=== Work item ===
These entries are to be set down again exactly.

--- Excerpted records ---

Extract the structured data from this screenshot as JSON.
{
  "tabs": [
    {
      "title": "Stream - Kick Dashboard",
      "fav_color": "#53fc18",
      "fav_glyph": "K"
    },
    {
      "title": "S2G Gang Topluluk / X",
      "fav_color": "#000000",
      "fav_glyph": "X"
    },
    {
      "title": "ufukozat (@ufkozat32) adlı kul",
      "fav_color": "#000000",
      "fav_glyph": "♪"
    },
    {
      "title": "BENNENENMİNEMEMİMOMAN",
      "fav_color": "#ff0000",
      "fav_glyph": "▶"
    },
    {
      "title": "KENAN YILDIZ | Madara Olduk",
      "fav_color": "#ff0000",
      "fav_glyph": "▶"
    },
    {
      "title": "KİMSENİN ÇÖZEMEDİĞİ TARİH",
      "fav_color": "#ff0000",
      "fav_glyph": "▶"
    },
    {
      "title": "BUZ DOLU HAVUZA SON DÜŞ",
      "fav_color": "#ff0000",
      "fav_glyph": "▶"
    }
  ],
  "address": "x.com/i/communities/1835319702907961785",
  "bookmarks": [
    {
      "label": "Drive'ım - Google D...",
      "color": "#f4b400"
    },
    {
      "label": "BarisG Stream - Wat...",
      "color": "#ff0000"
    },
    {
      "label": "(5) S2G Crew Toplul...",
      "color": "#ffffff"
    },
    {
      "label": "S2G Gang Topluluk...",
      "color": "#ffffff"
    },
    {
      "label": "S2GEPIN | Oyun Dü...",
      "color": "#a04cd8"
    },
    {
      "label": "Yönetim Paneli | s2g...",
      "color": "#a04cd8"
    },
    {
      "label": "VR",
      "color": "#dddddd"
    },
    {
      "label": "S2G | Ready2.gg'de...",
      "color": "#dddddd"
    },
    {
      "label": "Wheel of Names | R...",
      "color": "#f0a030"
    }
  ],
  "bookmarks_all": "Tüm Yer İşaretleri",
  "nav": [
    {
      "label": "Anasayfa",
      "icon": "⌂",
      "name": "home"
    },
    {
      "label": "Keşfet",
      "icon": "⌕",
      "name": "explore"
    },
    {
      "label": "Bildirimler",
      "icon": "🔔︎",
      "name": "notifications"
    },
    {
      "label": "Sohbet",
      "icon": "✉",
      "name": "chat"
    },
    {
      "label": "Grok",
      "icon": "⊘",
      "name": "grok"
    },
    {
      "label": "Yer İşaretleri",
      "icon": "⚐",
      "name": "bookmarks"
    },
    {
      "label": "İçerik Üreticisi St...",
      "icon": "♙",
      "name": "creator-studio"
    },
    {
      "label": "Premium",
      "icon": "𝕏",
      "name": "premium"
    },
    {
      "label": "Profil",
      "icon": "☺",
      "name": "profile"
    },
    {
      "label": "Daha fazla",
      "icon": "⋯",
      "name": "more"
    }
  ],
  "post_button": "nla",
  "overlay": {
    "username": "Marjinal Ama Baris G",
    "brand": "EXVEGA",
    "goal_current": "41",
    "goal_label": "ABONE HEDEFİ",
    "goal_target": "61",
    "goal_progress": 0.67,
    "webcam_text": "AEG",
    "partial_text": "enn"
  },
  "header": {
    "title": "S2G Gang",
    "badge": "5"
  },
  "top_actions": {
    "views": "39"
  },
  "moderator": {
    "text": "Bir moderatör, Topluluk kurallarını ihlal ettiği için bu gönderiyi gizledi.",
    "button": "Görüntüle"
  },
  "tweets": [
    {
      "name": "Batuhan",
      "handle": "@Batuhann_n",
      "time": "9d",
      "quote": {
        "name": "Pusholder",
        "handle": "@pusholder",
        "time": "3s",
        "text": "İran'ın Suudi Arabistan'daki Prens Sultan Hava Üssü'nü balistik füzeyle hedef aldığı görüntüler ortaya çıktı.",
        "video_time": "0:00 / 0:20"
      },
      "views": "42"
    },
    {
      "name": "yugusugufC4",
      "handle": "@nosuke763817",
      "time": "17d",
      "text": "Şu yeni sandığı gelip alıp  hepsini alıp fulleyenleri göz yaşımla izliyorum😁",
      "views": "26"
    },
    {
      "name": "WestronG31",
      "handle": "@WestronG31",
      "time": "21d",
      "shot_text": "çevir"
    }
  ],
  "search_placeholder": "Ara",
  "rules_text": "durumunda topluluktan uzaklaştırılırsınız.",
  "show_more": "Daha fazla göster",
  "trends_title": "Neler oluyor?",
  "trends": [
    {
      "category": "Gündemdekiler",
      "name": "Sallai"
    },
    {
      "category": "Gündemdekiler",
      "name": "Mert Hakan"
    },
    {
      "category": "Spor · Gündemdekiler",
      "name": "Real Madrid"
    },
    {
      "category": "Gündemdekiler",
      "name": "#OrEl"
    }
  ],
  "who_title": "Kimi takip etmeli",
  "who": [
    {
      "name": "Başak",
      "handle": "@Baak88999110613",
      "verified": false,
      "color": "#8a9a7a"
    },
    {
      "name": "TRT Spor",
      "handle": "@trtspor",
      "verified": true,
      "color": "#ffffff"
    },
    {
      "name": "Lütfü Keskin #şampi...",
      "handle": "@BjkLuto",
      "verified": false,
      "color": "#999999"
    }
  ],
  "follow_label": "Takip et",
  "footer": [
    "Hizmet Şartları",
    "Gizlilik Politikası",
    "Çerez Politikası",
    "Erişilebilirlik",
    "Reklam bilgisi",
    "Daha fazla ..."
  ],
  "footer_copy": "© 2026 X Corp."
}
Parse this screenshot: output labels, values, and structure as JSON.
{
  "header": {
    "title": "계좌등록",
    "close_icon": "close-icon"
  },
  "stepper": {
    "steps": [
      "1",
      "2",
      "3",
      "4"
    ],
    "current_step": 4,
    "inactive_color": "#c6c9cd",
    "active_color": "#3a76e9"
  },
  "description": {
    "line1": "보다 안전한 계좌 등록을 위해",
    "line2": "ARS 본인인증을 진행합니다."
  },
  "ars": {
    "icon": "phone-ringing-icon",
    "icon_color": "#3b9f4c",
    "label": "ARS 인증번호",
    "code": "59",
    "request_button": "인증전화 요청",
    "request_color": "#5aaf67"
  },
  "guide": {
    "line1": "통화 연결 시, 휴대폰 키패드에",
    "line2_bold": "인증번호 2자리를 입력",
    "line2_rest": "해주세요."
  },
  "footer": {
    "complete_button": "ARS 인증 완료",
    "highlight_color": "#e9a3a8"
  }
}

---

=== Your response ===
Extract the structured data from this screenshot as JSON.
{
  "tabs": [
    {
      "title": "Stream - Kick Dashboard",
      "fav_color": "#53fc18",
      "fav_glyph": "K"
    },
    {
      "title": "S2G Gang Topluluk / X",
      "fav_color": "#000000",
      "fav_glyph": "X"
    },
    {
      "title": "ufukozat (@ufkozat32) adlı kul",
      "fav_color": "#000000",
      "fav_glyph": "♪"
    },
    {
      "title": "BENNENENMİNEMEMİMOMAN",
      "fav_color": "#ff0000",
      "fav_glyph": "▶"
    },
    {
      "title": "KENAN YILDIZ | Madara Olduk",
      "fav_color": "#ff0000",
      "fav_glyph": "▶"
    },
    {
      "title": "KİMSENİN ÇÖZEMEDİĞİ TARİH",
      "fav_color": "#ff0000",
      "fav_glyph": "▶"
    },
    {
      "title": "BUZ DOLU HAVUZA SON DÜŞ",
      "fav_color": "#ff0000",
      "fav_glyph": "▶"
    }
  ],
  "address": "x.com/i/communities/1835319702907961785",
  "bookmarks": [
    {
      "label": "Drive'ım - Google D...",
      "color": "#f4b400"
    },
    {
      "label": "BarisG Stream - Wat...",
      "color": "#ff0000"
    },
    {
      "label": "(5) S2G Crew Toplul...",
      "color": "#ffffff"
    },
    {
      "label": "S2G Gang Topluluk...",
      "color": "#ffffff"
    },
    {
      "label": "S2GEPIN | Oyun Dü...",
      "color": "#a04cd8"
    },
    {
      "label": "Yönetim Paneli | s2g...",
      "color": "#a04cd8"
    },
    {
      "label": "VR",
      "color": "#dddddd"
    },
    {
      "label": "S2G | Ready2.gg'de...",
      "color": "#dddddd"
    },
    {
      "label": "Wheel of Names | R...",
      "color": "#f0a030"
    }
  ],
  "bookmarks_all": "Tüm Yer İşaretleri",
  "nav": [
    {
      "label": "Anasayfa",
      "icon": "⌂",
      "name": "home"
    },
    {
      "label": "Keşfet",
      "icon": "⌕",
      "name": "explore"
    },
    {
      "label": "Bildirimler",
      "icon": "🔔︎",
      "name": "notifications"
    },
    {
      "label": "Sohbet",
      "icon": "✉",
      "name": "chat"
    },
    {
      "label": "Grok",
      "icon": "⊘",
      "name": "grok"
    },
    {
      "label": "Yer İşaretleri",
      "icon": "⚐",
      "name": "bookmarks"
    },
    {
      "label": "İçerik Üreticisi St...",
      "icon": "♙",
      "name": "creator-studio"
    },
    {
      "label": "Premium",
      "icon": "𝕏",
      "name": "premium"
    },
    {
      "label": "Profil",
      "icon": "☺",
      "name": "profile"
    },
    {
      "label": "Daha fazla",
      "icon": "⋯",
      "name": "more"
    }
  ],
  "post_button": "nla",
  "overlay": {
    "username": "Marjinal Ama Baris G",
    "brand": "EXVEGA",
    "goal_current": "41",
    "goal_label": "ABONE HEDEFİ",
    "goal_target": "61",
    "goal_progress": 0.67,
    "webcam_text": "AEG",
    "partial_text": "enn"
  },
  "header": {
    "title": "S2G Gang",
    "badge": "5"
  },
  "top_actions": {
    "views": "39"
  },
  "moderator": {
    "text": "Bir moderatör, Topluluk kurallarını ihlal ettiği için bu gönderiyi gizledi.",
    "button": "Görüntüle"
  },
  "tweets": [
    {
      "name": "Batuhan",
      "handle": "@Batuhann_n",
      "time": "9d",
      "quote": {
        "name": "Pusholder",
        "handle": "@pusholder",
        "time": "3s",
        "text": "İran'ın Suudi Arabistan'daki Prens Sultan Hava Üssü'nü balistik füzeyle hedef aldığı görüntüler ortaya çıktı.",
        "video_time": "0:00 / 0:20"
      },
      "views": "42"
    },
    {
      "name": "yugusugufC4",
      "handle": "@nosuke763817",
      "time": "17d",
      "text": "Şu yeni sandığı gelip alıp  hepsini alıp fulleyenleri göz yaşımla izliyorum😁",
      "views": "26"
    },
    {
      "name": "WestronG31",
      "handle": "@WestronG31",
      "time": "21d",
      "shot_text": "çevir"
    }
  ],
  "search_placeholder": "Ara",
  "rules_text": "durumunda topluluktan uzaklaştırılırsınız.",
  "show_more": "Daha fazla göster",
  "trends_title": "Neler oluyor?",
  "trends": [
    {
      "category": "Gündemdekiler",
      "name": "Sallai"
    },
    {
      "category": "Gündemdekiler",
      "name": "Mert Hakan"
    },
    {
      "category": "Spor · Gündemdekiler",
      "name": "Real Madrid"
    },
    {
      "category": "Gündemdekiler",
      "name": "#OrEl"
    }
  ],
  "who_title": "Kimi takip etmeli",
  "who": [
    {
      "name": "Başak",
      "handle": "@Baak88999110613",
      "verified": false,
      "color": "#8a9a7a"
    },
    {
      "name": "TRT Spor",
      "handle": "@trtspor",
      "verified": true,
      "color": "#ffffff"
    },
    {
      "name": "Lütfü Keskin #şampi...",
      "handle": "@BjkLuto",
      "verified": false,
      "color": "#999999"
    }
  ],
  "follow_label": "Takip et",
  "footer": [
    "Hizmet Şartları",
    "Gizlilik Politikası",
    "Çerez Politikası",
    "Erişilebilirlik",
    "Reklam bilgisi",
    "Daha fazla ..."
  ],
  "footer_copy": "© 2026 X Corp."
}
Parse this screenshot: output labels, values, and structure as JSON.
{
  "header": {
    "title": "계좌등록",
    "close_icon": "close-icon"
  },
  "stepper": {
    "steps": [
      "1",
      "2",
      "3",
      "4"
    ],
    "current_step": 4,
    "inactive_color": "#c6c9cd",
    "active_color": "#3a76e9"
  },
  "description": {
    "line1": "보다 안전한 계좌 등록을 위해",
    "line2": "ARS 본인인증을 진행합니다."
  },
  "ars": {
    "icon": "phone-ringing-icon",
    "icon_color": "#3b9f4c",
    "label": "ARS 인증번호",
    "code": "59",
    "request_button": "인증전화 요청",
    "request_color": "#5aaf67"
  },
  "guide": {
    "line1": "통화 연결 시, 휴대폰 키패드에",
    "line2_bold": "인증번호 2자리를 입력",
    "line2_rest": "해주세요."
  },
  "footer": {
    "complete_button": "ARS 인증 완료",
    "highlight_color": "#e9a3a8"
  }
}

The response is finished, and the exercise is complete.